** Opening INPUT DATA block **
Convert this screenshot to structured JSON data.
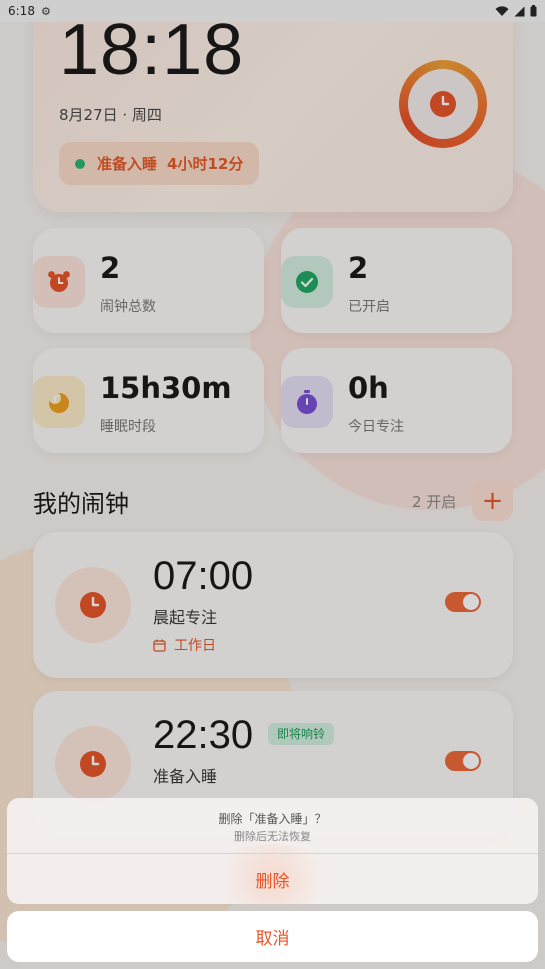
{
  "status_bar": {
    "time": "6:18"
  },
  "hero": {
    "time": "18:18",
    "date": "8月27日 · 周四",
    "next_label": "准备入睡",
    "next_countdown": "4小时12分"
  },
  "stats": [
    {
      "value": "2",
      "label": "闹钟总数",
      "icon": "alarm-clock-icon"
    },
    {
      "value": "2",
      "label": "已开启",
      "icon": "check-circle-icon"
    },
    {
      "value": "15h30m",
      "label": "睡眠时段",
      "icon": "moon-icon"
    },
    {
      "value": "0h",
      "label": "今日专注",
      "icon": "timer-icon"
    }
  ],
  "section": {
    "title": "我的闹钟",
    "count": "2 开启",
    "add": "+"
  },
  "alarms": [
    {
      "time": "07:00",
      "name": "晨起专注",
      "repeat": "工作日",
      "enabled": true
    },
    {
      "time": "22:30",
      "name": "准备入睡",
      "badge": "即将响铃",
      "enabled": true
    }
  ],
  "dialog": {
    "title": "删除「准备入睡」？",
    "subtitle": "删除后无法恢复",
    "delete_label": "删除",
    "cancel_label": "取消"
  },
  "colors": {
    "accent": "#e55b2a",
    "success": "#2bb673",
    "background": "#f5f1ee"
  }
}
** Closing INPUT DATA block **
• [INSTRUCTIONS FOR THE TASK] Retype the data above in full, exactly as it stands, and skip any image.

• [RESULT]
Convert this screenshot to structured JSON data.
{
  "status_bar": {
    "time": "6:18"
  },
  "hero": {
    "time": "18:18",
    "date": "8月27日 · 周四",
    "next_label": "准备入睡",
    "next_countdown": "4小时12分"
  },
  "stats": [
    {
      "value": "2",
      "label": "闹钟总数",
      "icon": "alarm-clock-icon"
    },
    {
      "value": "2",
      "label": "已开启",
      "icon": "check-circle-icon"
    },
    {
      "value": "15h30m",
      "label": "睡眠时段",
      "icon": "moon-icon"
    },
    {
      "value": "0h",
      "label": "今日专注",
      "icon": "timer-icon"
    }
  ],
  "section": {
    "title": "我的闹钟",
    "count": "2 开启",
    "add": "+"
  },
  "alarms": [
    {
      "time": "07:00",
      "name": "晨起专注",
      "repeat": "工作日",
      "enabled": true
    },
    {
      "time": "22:30",
      "name": "准备入睡",
      "badge": "即将响铃",
      "enabled": true
    }
  ],
  "dialog": {
    "title": "删除「准备入睡」？",
    "subtitle": "删除后无法恢复",
    "delete_label": "删除",
    "cancel_label": "取消"
  },
  "colors": {
    "accent": "#e55b2a",
    "success": "#2bb673",
    "background": "#f5f1ee"
  }
}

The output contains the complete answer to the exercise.